Automation vs Personalization Balance in Marketing Campaigns.
There is no doubt in the current market scenario that automation is beneficial to a business’s marketing efforts in a lot of ways.
It reduces the amount of resources required to perform repetitive jobs, and it frees up precious man-hours to be spent in more creative endeavors.
However, when businesses begin to think of automation as a cure-all, they run the risk of losing a personal touch and appearing distant to their customers.
Most businesses come to rely so much on automation tools for personalization that they dilute the strength of their message and end up sounding very generic.
But, according to HubSpot, personalized calls to action convert 202% better than default calls to action, and Statista tells us that the share of U.S. consumers who find marketing content personalization ‘very’ or ‘somewhat’ appealing is 90%.
These and many other statistics make it obvious that no matter how attractive marketing automation services may seem to them, marketers cannot afford to undermine the value of personalized marketing campaigns.
The distinction between automation and personalization
It is possible sometimes to mistake marketing automation for effective personalization, especially when the automation is data-driven.
For example, consider an email marketing campaign targeted at customers who fill a particular form on your website.
Using automation tools it is easy to pick up the names of customers from their forms and send out promotional emails addressed personally to them, but is that really all there is to personalized marketing?
Chances are you also receive several such emails from platforms like LinkedIn and others, emails which usually end up sitting ignored and unread in your inbox.
Similarly, making appearances on a customer’s social-media feed is typically an automated effort. Unless a direct interaction is held between the consumer and brand, social engagement cannot really be called personalized.
Let’s look at a few ways to balance marketing automation with personalization for optimizing the engagement of businesses with their customers:
Go for personalization, but avoid intrusion
Earlier this year, the fashion brand Forever 21 sent free diet bars with the orders of their plus-size customers.
Quite possibly, the brand saw this as a way to connect with their customers, and failed to predict what would actually happen: their customers were outraged by this intrusion on their lifestyle choices and the implied body-shaming.
To avoid such marketing fiascos, it is important that businesses remain aware of the fine line between providing their customers a value-adding personalized experience and exploiting customer data in a way that infringes upon their privacy.
A good way to maintain this balance is to use personalized marketing in conjunction with automation tools to target specific customer groups with only the messaging that is most relevant for them.
Doing so provides value to the customers without making them feel uncomfortable--making it an ideal situation for both sides of the table.
Organizations like Epsilon do a good job of providing their clients a healthy balance of cutting-edge martech and customer-centric personalization approaches to marketing.
Read more about how Epsilon their Agility Harmony’s machine learning and decisioning engine to make informed recommendations for individual subscribers and delivered 1:1 inbox content to test audiences.

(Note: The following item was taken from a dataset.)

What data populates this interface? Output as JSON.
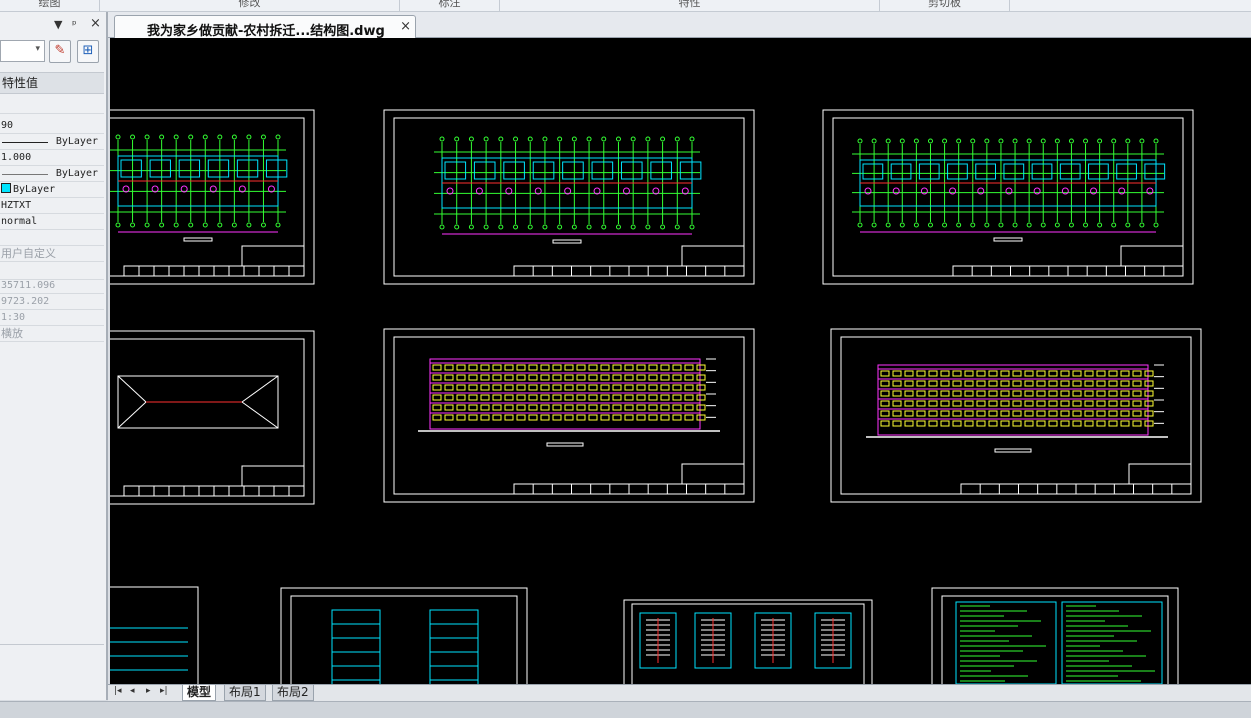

Add a human touch to automation
Addressing the message to individual customers is an example of using automation capabilities to implement personalization.
However, it is usually possible to go the extra mile by applying more creative solutions to real-life situations in different business domains.
For example, if a customer visits your website and downloads a resource, like a case study, or a form, then using automation tools you can schedule a follow-up call to them.
This may give a great advantage to a business because according to a Lead Response Management Study, the odds of securing a lead are reduced by as much as 400% by waiting for more than 10 minutes to follow up.
Use in-session data to personalize experience
Real-time web personalization uses the data from a customer’s entire journey to personalize their experience.
So, instead of using any sensitive customer data that might lead to privacy issues, the focus remains solely on optimizing the way that users interact with a brand.
Using in-session data you can actively market offers and messages to your customers that are relevant to them and have the maximum chance of driving conversions.
Moreover, you can also choose to highlight or downplay specific sections of your website based on the user-personas that you develop by analyzing the way users navigate your site.
Real-time web personalization makes it possible for businesses to deliver their marketing efforts with maximum impact when it matters the most.
For instance, a customer who is navigating through an e-commerce website looking for camping gear can be made real-time recommendations for hiking boots that he might also need soon, similarly for B-2-B organizations it makes a lot of sense to offer relevant white-papers and case studies to users navigating a specific part of their website.
Balance is key
When used individually, marketing automation and personalization provide marketers effective ways to engage with their customers, but if you can manage to hit the sweet spot of their intersection you have the chance of gaining an edge over most of your competition.
It is important, therefore, while implementing technical solutions to remember that your customers are more than just numbers and statistics--at the end of the day, its humans who drive technology, not the other way around.
That said, with the right approach marketing automation does have the potential to make marketing more personalized and effective. So, figure out a strategy that suits your business goals, strike the right balance, and then watch your marketing returns soar.